Read: “Home with Kids? It’s Ok to Do Nothing,” by Dr. Nermeen Dashoush

Dr. Nermeen Dashoush, BU Wheelock Clinical Assistant Professor of Early Childhood Education, published the following article on At BU Wheelock, her research has been primarily focused on establishing professional communities of practices and increasing teacher efficacy. Dr. Dashoush teaches the early childhood science methods course, the assessment course and supervises student practicums. She is also Chief Curriculum Officer at MarcoPolo Learning. 

Home with Kids? It’s Ok to Do Nothing

I don’t know who needs to read this (maybe just me), but if you are dealing with school closures due to COVID-19 and trying to figure out what to do with your children, it is absolutely acceptable to do nothing. I write this as a Clinical Assistant Professor of Early Childhood Education at Boston University, a digital learning curriculum developer, and a mother of two young children who are pacing around our home right now as I write this. I applaud the schools’ decisions to close and the families doing their best to educate their children at home. My inbox and text messages have been flooded with questions from parents asking for online tools and home activities. My newsfeed is full of parents sharing their schedules and activities they are doing at home. All of those activities are just fine, but sometimes nothing is just fine, too. Here is why.

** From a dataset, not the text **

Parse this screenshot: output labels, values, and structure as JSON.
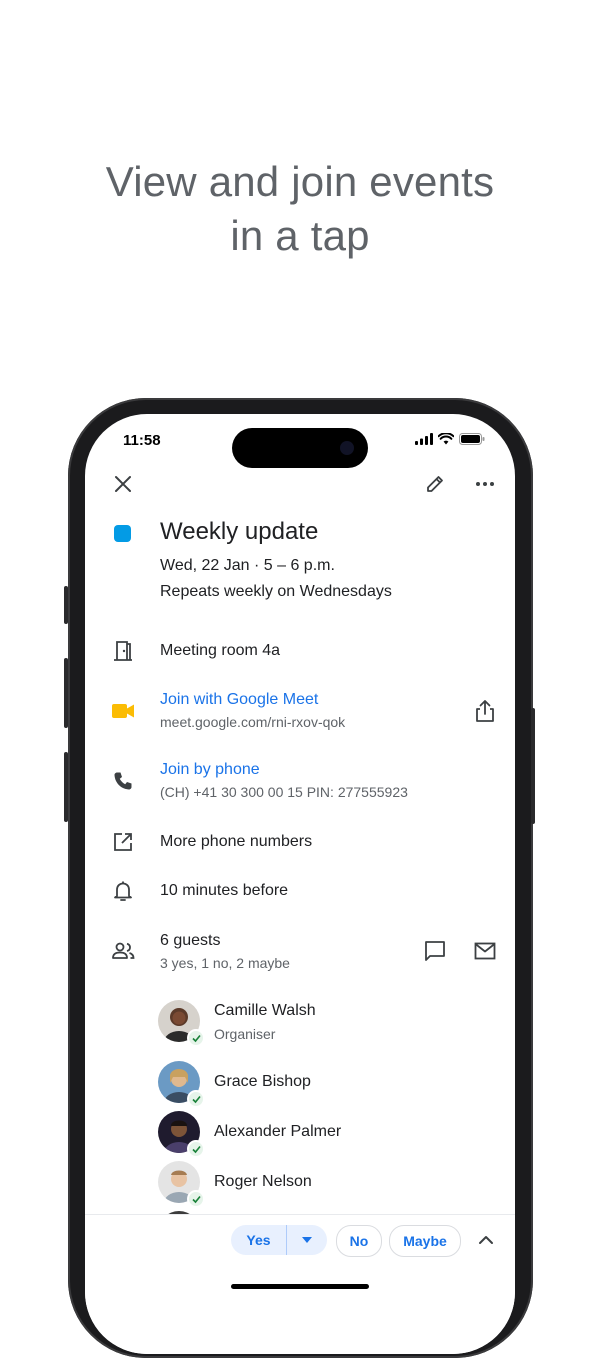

It’s Good for Them

Planning nothing might lead to boredom. Boredom is healthy, and we all experience it, and we have to let children experience it. Our children can not constantly rely on us to entertain them and to plan activities for them. When they are bored, something beautiful happens… eventually. Boredom leads them to look for things to do, things that they might not have considered before, and allows them to find things that interest them. Also, it teaches them to be more realistic about life. Life will not be a series of activities, playdates, lessons, and constant entertainment. Boredom is not bad; it’s just a normal transitional phase that can foster creativity and resourcefulness. Let your kids experience it.

You Have to Work

Some of us have the privilege of working from home during this time. For many, that means the work doesn’t change, but the location does. So basically, now you have two jobs. I used to feel guilty about working when I had not planned an activity for my children. Mainly because I thought that working meant that I was not taking care of my children; however, it is quite the opposite. As long as your child is safe and supervised in some way, then working is taking care of them. Your job, which you might be trying to do now as you make sandwiches and design spelling activities, is necessary for you and your family. It is not possible to directly engage all day while doing your work.

You are not a Teacher, and this is not Homeschool!

Let’s also not forget you might not be a qualified teacher who studied curriculum, instruction, and child development. Homeschooling also takes proper set up, research about curriculum and preparation. Do your best during these times, but be realistic about your ability to suddenly be a parent and a teacher.

Once again, I appreciate all of the effort parents are putting in during this time. I am in no way telling parents to stop doing all of these wonderful things. I am just saying doing nothing here and there is also an option. Safety is a priority above all at this time, and no matter what you do (or don’t do!), missing weeks of school will not make or break your child’s academic trajectory in the long run. So take this opportunity and try doing…nothing.